by Dr. Lenore Tedesco, Executive Director, and Devin Griffiths, Marketing & Communications Specialist

What has eight arms, can change colors at will, and is an expert escape artist? An octopus, of course!

Octopuses are remarkable, and in coastal New Jersey, the Common Octopus (Octopus vulagris) is a fascinating resident of our local waters. This species of octopus is found throughout the world’s oceans, in tropical and temperate zones. However, people rarely see octopuses in the wild, and most know very little about these incredible creatures. Lucky for you, you can find one right here at The Wetlands Institute, in our Secrets of the Salt Marsh aquarium, waiting to provide a unique up-close opportunity to learn more about these amazing creatures.

Common octopuses vary in length from about 12 inches to three feet. All that growth is fueled by a strict seafood diet. In the wild, they prefer to feast on crabs, clams, and mussels, but will eat virtually anything they can catch. They crush shells with their hard “beaks” and catch prey in powerful webbed arms lined with super-sticky suction-cup-like suckers. Octopuses shed the lining of their suckers periodically to keep them sticky. Once captured, they paralyze their prey with a nerve poison present in their saliva.

In addition to their signature arms, octopuses are equipped with a host of fascinating features. The most obvious is their bulbous head (or mantle), which they can force water through to propel them forward. They also have three hearts, use cooper (not iron) as the oxygen-carrying pigment in their blood, and, while not their primary mode of respiration, they can even absorb oxygen through their skin.

Octopuses are adept at protecting themselves from predators, and when threatened they can release a cloud of ink into the water. This ink dulls a predator’s senses of vision and smell, helping to confuse it while the octopus escapes. If the going gets really tough, an octopus can sacrifice an arm to a predator and grow it back later!

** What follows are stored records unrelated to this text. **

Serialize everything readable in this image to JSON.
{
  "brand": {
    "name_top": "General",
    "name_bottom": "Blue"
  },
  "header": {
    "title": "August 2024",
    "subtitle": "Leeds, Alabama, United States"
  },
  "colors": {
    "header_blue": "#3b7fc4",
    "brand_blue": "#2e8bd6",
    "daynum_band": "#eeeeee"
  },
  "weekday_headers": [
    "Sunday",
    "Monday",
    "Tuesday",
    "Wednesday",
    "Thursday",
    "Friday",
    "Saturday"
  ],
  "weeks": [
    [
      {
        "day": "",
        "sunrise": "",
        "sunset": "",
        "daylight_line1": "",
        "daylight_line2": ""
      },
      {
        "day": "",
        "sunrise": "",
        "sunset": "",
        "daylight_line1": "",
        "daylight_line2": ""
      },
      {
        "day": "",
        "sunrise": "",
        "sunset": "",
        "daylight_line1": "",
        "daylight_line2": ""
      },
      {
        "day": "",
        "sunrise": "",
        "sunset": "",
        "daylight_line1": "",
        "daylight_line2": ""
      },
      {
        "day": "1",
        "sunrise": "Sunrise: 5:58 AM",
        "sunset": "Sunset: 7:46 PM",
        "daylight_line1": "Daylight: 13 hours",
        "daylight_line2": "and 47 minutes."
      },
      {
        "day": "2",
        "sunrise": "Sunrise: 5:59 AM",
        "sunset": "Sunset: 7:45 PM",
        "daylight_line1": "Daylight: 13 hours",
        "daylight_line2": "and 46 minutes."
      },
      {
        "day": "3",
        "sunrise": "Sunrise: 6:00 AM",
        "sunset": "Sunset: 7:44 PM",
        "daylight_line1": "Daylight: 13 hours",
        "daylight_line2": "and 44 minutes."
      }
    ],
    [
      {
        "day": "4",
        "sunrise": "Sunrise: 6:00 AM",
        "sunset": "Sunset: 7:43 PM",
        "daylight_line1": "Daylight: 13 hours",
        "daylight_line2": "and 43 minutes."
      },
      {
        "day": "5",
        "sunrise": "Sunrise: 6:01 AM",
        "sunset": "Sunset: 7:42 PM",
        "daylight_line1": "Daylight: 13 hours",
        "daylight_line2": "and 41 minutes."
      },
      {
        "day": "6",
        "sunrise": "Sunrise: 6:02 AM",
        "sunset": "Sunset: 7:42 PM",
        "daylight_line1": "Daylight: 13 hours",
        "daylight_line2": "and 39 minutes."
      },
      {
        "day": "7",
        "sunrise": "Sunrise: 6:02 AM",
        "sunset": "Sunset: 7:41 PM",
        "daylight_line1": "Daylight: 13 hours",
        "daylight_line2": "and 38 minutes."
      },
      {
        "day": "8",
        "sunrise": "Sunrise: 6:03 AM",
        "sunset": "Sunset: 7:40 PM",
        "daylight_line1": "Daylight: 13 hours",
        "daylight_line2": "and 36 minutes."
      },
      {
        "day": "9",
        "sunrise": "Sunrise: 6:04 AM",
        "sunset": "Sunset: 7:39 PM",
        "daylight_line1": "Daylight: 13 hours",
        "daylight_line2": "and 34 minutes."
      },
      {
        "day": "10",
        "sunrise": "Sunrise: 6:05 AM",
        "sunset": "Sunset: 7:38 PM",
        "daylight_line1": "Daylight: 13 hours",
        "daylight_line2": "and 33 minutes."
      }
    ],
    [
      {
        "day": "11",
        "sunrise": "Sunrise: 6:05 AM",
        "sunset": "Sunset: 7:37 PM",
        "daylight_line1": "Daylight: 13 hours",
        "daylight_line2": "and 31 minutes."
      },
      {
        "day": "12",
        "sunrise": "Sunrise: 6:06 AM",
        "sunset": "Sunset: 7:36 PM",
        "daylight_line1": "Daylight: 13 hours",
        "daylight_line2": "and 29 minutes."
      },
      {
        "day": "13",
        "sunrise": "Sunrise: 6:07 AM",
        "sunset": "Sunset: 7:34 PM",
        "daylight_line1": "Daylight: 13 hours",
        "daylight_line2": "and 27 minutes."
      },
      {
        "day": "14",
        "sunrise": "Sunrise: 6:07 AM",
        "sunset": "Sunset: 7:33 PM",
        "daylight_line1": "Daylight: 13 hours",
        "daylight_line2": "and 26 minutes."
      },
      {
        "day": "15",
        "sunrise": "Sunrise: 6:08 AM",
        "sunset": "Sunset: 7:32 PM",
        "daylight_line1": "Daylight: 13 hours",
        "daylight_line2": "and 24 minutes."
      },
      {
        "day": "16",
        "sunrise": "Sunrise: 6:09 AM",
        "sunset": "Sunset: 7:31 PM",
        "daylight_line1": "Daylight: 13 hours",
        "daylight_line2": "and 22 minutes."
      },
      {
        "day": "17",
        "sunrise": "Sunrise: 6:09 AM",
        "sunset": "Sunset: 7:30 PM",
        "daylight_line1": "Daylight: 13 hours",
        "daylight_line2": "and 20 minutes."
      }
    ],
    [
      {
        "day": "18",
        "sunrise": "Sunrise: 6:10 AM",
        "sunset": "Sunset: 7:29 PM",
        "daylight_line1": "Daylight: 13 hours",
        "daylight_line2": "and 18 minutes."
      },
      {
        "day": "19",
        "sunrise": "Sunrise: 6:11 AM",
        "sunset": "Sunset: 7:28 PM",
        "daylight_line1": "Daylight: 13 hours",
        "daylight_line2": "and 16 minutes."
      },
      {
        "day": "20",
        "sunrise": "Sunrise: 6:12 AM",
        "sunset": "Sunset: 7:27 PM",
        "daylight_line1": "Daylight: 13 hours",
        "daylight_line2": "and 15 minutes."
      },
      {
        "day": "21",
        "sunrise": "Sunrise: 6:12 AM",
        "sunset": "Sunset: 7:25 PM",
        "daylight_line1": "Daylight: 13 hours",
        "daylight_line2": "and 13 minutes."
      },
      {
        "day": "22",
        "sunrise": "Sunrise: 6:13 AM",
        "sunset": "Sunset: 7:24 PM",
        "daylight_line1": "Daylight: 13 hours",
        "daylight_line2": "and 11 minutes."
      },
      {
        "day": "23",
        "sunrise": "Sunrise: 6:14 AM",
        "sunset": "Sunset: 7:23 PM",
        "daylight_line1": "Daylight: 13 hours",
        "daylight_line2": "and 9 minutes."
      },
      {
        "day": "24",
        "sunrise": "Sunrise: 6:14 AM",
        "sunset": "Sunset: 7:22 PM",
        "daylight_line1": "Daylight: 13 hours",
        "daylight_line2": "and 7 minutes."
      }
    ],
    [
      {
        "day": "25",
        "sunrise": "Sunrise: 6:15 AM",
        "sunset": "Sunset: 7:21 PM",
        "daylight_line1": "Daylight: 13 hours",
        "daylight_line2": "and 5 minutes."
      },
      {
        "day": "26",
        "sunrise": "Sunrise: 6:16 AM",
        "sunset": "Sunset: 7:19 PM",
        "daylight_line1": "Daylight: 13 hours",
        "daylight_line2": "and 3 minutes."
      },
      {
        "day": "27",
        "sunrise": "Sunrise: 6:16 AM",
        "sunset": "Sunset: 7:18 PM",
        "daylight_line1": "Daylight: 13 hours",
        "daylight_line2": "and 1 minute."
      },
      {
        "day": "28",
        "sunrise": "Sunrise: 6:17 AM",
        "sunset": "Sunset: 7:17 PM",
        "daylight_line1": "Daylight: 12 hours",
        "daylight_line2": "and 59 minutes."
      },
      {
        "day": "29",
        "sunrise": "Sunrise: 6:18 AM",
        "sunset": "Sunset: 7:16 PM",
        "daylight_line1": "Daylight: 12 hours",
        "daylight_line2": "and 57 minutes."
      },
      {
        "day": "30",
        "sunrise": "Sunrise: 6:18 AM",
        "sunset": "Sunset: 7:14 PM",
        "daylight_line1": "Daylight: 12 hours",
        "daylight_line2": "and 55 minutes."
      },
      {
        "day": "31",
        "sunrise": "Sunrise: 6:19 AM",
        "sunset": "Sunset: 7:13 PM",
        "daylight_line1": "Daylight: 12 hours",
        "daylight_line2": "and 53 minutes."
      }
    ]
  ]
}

Their preferred method of defense, however, is hiding – and they have some special tricks to do this. Little of an octopus’ body is solid, allowing them to squeeze into exceedingly small spaces. They also collect shells and other objects to build fortresses around their lairs. The pièce de résistance, though, is their ability to disappear. Octopuses are masters of disguise and can change the color and texture of their skin to blend in with their surroundings. They use a network of tiny, color-changing cells called chromatophores that line their entire body just below the surface of the skin. Octopuses can constrict or relax these special cells, causing varying levels of pigment to appear – allowing them to take on colorations from red or red-brown to light pink or near white. Specialized muscles in their skin also allow them to change skin texture. This combination allows octopuses to rapidly shift colors and patterns to match their environment.

Behind all of these defenses is a highly developed neurological system. Octopuses are believed to be the most intelligent of all invertebrates, possessing large brains and a network of neurons distributed throughout their arms. These neurons function as little sub-brains, allowing each arm to taste, touch, smell, and act independently – no input from the main brain required! Octopuses can determine the size and shape of objects, remember patterns, navigate mazes, and solve problems – and they are the only invertebrate known to use tools. With an expected lifespan of only one to two years, these incredible, intelligent creatures live short but mighty lives.

So, are you ready to meet one? Our resident octopus, Gary, is still on the younger side, measuring in at under a foot long, but growing each day. He is a fast learner, enjoys hunting live prey, and can open a variety of containers to eat a mix of local seafood including crabs, mussels, and fish. Gary has favorite toys, and is curious about new people. Come on out and spend some time with him. You’ll be surprised at what you discover, and you might leave having made a new friend.